Commercially pure grades of titanium can be used for seawater piping, but are rather low in strength. However, by taking advantage of the high specific strength possible with alloys of titanium, substantial weight savings can be achieved.
Based upon screening studies, Ti-3Al-2.5V was selected for investigation as a candidate alloy for this application. Plate 25.4-mm (1-in.) thick, extruded from Ti-3Al-2.5V billet at a 10:1 reduction ratio, was used for heat treatment and property studies. In addition, double-vee butt weldments of this plate were prepared by the automatic cold-wire gas tungsten arc welding process. The results of mechanical property tests will be presented for both Ti-3Al-2.5V plate and weldments.
Results to date indicate that the Ti-3Al-2.5V alloy possesses a highly desirable suite of properties that make it a very attractive candidate for piping and machinery applications in the seawater environment.
titanium, pipes (tubes), mechanical properties, fracture toughness, Ti-3Al-2.5V alloy, impact toughness, fatigue (materials), stress corrosion, extrusions, welded joints
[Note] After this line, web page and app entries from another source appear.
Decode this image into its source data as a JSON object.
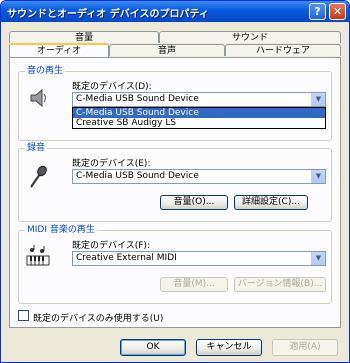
{
  "window": {
    "title": "サウンドとオーディオ デバイスのプロパティ",
    "help_glyph": "?",
    "close_glyph": "✕"
  },
  "tabs": {
    "row1": [
      "音量",
      "サウンド"
    ],
    "row2": [
      "オーディオ",
      "音声",
      "ハードウェア"
    ],
    "active": "オーディオ"
  },
  "playback": {
    "group_label": "音の再生",
    "default_device_label": "既定のデバイス(D):",
    "selected": "C-Media USB Sound Device",
    "dropdown_open": true,
    "options": [
      "C-Media USB Sound Device",
      "Creative SB Audigy LS"
    ],
    "highlighted_option": "C-Media USB Sound Device"
  },
  "recording": {
    "group_label": "録音",
    "default_device_label": "既定のデバイス(E):",
    "selected": "C-Media USB Sound Device",
    "volume_button": "音量(O)...",
    "advanced_button": "詳細設定(C)..."
  },
  "midi": {
    "group_label": "MIDI 音楽の再生",
    "default_device_label": "既定のデバイス(F):",
    "selected": "Creative External MIDI",
    "volume_button": "音量(M)...",
    "version_button": "バージョン情報(B)..."
  },
  "use_default_only": {
    "label": "既定のデバイスのみ使用する(U)",
    "checked": false
  },
  "footer": {
    "ok": "OK",
    "cancel": "キャンセル",
    "apply": "適用(A)"
  },
  "colors": {
    "titlebar": "#0a5de0",
    "group_label": "#0046d5",
    "selection": "#316ac5",
    "active_tab_accent": "#ffc73c"
  }
}
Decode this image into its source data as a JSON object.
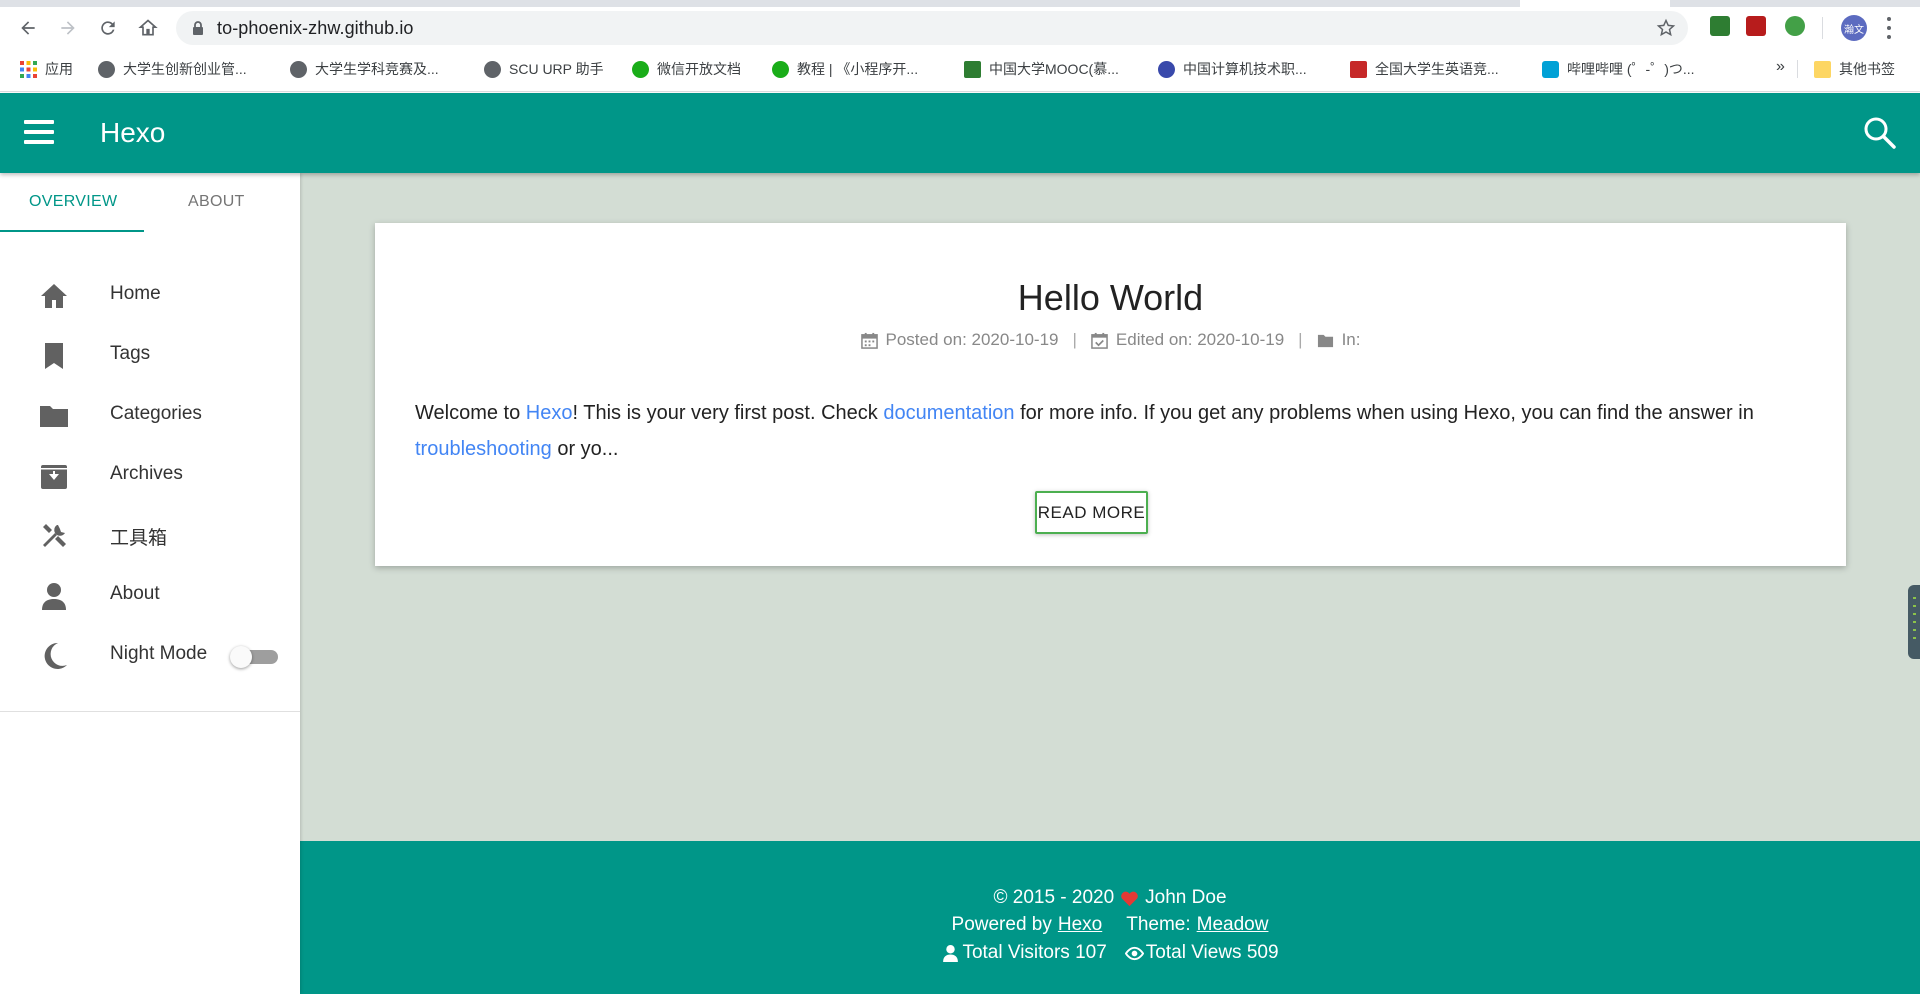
{
  "browser": {
    "url": "to-phoenix-zhw.github.io",
    "avatar_text": "瀚文",
    "bookmarks": [
      {
        "label": "应用",
        "color": "#ea4335"
      },
      {
        "label": "大学生创新创业管...",
        "color": "#5f6368"
      },
      {
        "label": "大学生学科竞赛及...",
        "color": "#5f6368"
      },
      {
        "label": "SCU URP 助手",
        "color": "#5f6368"
      },
      {
        "label": "微信开放文档",
        "color": "#1aad19"
      },
      {
        "label": "教程 | 《小程序开...",
        "color": "#1aad19"
      },
      {
        "label": "中国大学MOOC(慕...",
        "color": "#2e7d32"
      },
      {
        "label": "中国计算机技术职...",
        "color": "#3949ab"
      },
      {
        "label": "全国大学生英语竞...",
        "color": "#c62828"
      },
      {
        "label": "哔哩哔哩 (゜-゜)つ...",
        "color": "#00a1d6"
      }
    ],
    "more": "»",
    "other_bookmarks": "其他书签"
  },
  "header": {
    "title": "Hexo",
    "color": "#009688"
  },
  "sidebar": {
    "tabs": [
      "OVERVIEW",
      "ABOUT"
    ],
    "items": [
      {
        "label": "Home",
        "icon": "home-icon"
      },
      {
        "label": "Tags",
        "icon": "bookmark-icon"
      },
      {
        "label": "Categories",
        "icon": "folder-icon"
      },
      {
        "label": "Archives",
        "icon": "archive-icon"
      },
      {
        "label": "工具箱",
        "icon": "tools-icon"
      },
      {
        "label": "About",
        "icon": "user-icon"
      },
      {
        "label": "Night Mode",
        "icon": "moon-icon",
        "toggle": false
      }
    ]
  },
  "post": {
    "title": "Hello World",
    "posted_label": "Posted on: 2020-10-19",
    "edited_label": "Edited on: 2020-10-19",
    "category_label": "In:",
    "separator": "|",
    "excerpt": {
      "t1": "Welcome to ",
      "link1": "Hexo",
      "t2": "! This is your very first post. Check ",
      "link2": "documentation",
      "t3": " for more info. If you get any problems when using Hexo, you can find the answer in ",
      "link3": "troubleshooting",
      "t4": " or yo..."
    },
    "read_more": "READ MORE"
  },
  "footer": {
    "copyright": "© 2015 - 2020",
    "author": "John Doe",
    "powered_by": "Powered by",
    "powered_link": "Hexo",
    "theme_label": "Theme:",
    "theme_link": "Meadow",
    "visitors": "Total Visitors 107",
    "views": "Total Views 509",
    "heart_color": "#e53935"
  },
  "colors": {
    "accent": "#009688",
    "main_bg": "#d3ddd4",
    "link": "#4285f4",
    "button_border": "#4caf50"
  }
}
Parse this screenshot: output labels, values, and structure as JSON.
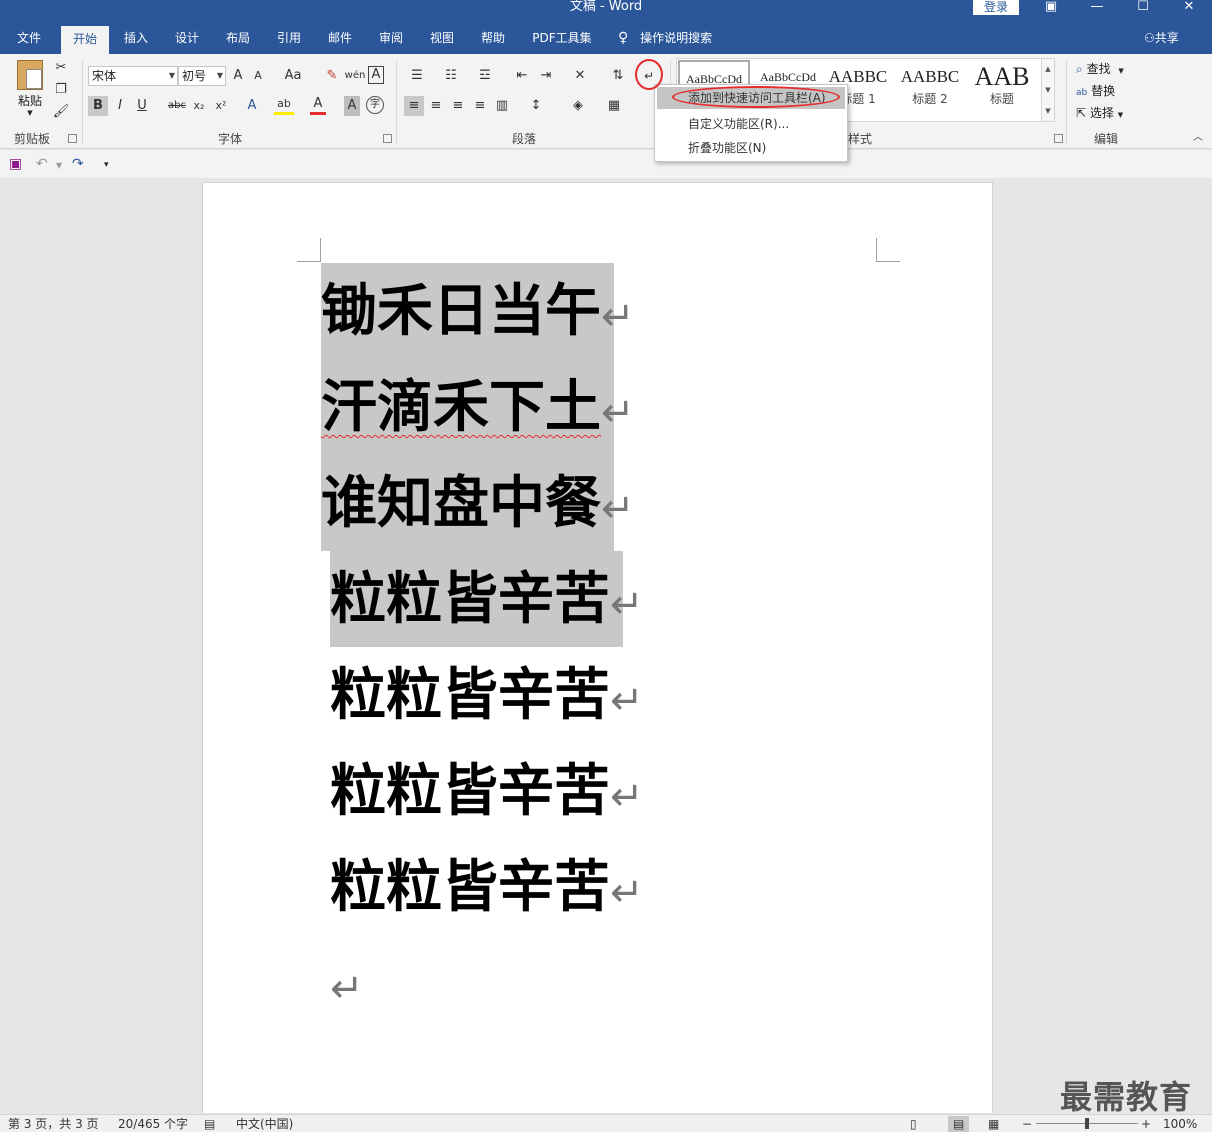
{
  "window": {
    "title": "文稿  -  Word",
    "login": "登录"
  },
  "tabs": [
    "文件",
    "开始",
    "插入",
    "设计",
    "布局",
    "引用",
    "邮件",
    "审阅",
    "视图",
    "帮助",
    "PDF工具集"
  ],
  "tell_me": "操作说明搜索",
  "share": "共享",
  "ribbon": {
    "clipboard": {
      "paste": "粘贴",
      "label": "剪贴板"
    },
    "font": {
      "family": "宋体",
      "size": "初号",
      "label": "字体",
      "bold": "B",
      "italic": "I",
      "underline": "U",
      "strike": "abc",
      "sub": "x₂",
      "sup": "x²",
      "grow": "A",
      "shrink": "A",
      "case": "Aa",
      "phonetic": "wén",
      "border_char": "A",
      "effects": "A",
      "highlight": "ab",
      "color": "A",
      "shade": "A",
      "enclose": "字"
    },
    "paragraph": {
      "label": "段落"
    },
    "styles": {
      "label": "样式",
      "items": [
        {
          "sample": "AaBbCcDd",
          "name": ""
        },
        {
          "sample": "AaBbCcDd",
          "name": ""
        },
        {
          "sample": "AABBC",
          "name": "标题 1"
        },
        {
          "sample": "AABBC",
          "name": "标题 2"
        },
        {
          "sample": "AAB",
          "name": "标题"
        }
      ]
    },
    "editing": {
      "label": "编辑",
      "find": "查找",
      "replace": "替换",
      "select": "选择"
    }
  },
  "context_menu": [
    {
      "label": "添加到快速访问工具栏(A)",
      "highlighted": true
    },
    {
      "label": "自定义功能区(R)...",
      "highlighted": false
    },
    {
      "label": "折叠功能区(N)",
      "highlighted": false
    }
  ],
  "document": {
    "lines": [
      "锄禾日当午",
      "汗滴禾下土",
      "谁知盘中餐",
      "粒粒皆辛苦",
      "粒粒皆辛苦",
      "粒粒皆辛苦",
      "粒粒皆辛苦"
    ],
    "paragraph_mark": "↵"
  },
  "watermark": "最需教育",
  "status": {
    "page": "第 3 页，共 3 页",
    "words": "20/465 个字",
    "lang": "中文(中国)",
    "zoom": "100%"
  },
  "colors": {
    "brand": "#2b579a",
    "callout": "#e52d2d",
    "selection": "#c8c8c8"
  }
}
Senior project engineer, David Taylor Naval Ship Research and Development Center, Bethesda, MD